• Exercise prompt
A line belongs in the answer if it contains "title"; copy every such line from the entries below.

• Data supplied

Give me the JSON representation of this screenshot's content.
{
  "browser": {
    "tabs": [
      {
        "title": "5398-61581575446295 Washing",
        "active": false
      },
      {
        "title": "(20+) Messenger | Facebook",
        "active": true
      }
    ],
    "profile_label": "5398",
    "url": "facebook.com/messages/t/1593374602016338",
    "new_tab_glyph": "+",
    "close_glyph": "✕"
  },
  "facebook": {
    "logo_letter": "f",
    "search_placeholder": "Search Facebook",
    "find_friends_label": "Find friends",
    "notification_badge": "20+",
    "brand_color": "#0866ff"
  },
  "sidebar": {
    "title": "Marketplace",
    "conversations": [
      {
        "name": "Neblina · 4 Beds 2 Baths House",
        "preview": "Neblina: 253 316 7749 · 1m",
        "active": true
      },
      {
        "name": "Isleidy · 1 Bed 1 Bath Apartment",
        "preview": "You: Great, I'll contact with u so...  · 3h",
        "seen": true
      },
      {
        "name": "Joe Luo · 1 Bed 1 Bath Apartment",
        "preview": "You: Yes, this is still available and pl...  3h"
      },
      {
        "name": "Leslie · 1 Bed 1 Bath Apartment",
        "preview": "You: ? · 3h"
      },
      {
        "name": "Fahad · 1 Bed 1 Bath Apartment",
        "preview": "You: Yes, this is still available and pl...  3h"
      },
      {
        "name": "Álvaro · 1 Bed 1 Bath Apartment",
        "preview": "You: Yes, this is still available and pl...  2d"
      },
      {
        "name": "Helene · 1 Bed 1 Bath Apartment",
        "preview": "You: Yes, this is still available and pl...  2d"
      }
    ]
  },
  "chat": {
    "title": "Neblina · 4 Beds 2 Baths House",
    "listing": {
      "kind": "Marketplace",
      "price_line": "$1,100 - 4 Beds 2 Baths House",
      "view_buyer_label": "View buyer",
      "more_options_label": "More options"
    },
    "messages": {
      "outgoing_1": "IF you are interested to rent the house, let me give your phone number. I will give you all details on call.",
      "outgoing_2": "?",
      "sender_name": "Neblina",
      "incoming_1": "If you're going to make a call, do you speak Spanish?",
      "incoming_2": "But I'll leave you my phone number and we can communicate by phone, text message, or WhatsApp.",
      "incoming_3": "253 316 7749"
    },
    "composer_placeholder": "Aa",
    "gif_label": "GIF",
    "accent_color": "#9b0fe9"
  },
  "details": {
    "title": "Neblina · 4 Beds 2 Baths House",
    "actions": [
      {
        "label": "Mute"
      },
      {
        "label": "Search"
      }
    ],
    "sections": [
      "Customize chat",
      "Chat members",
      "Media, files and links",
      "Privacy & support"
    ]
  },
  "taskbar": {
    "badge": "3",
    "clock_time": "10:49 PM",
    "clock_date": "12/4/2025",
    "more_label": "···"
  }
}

• Exercise result
        "title": "5398-61581575446295 Washing",
        "title": "(20+) Messenger | Facebook",
    "title": "Marketplace",
    "title": "Neblina · 4 Beds 2 Baths House",
    "title": "Neblina · 4 Beds 2 Baths House",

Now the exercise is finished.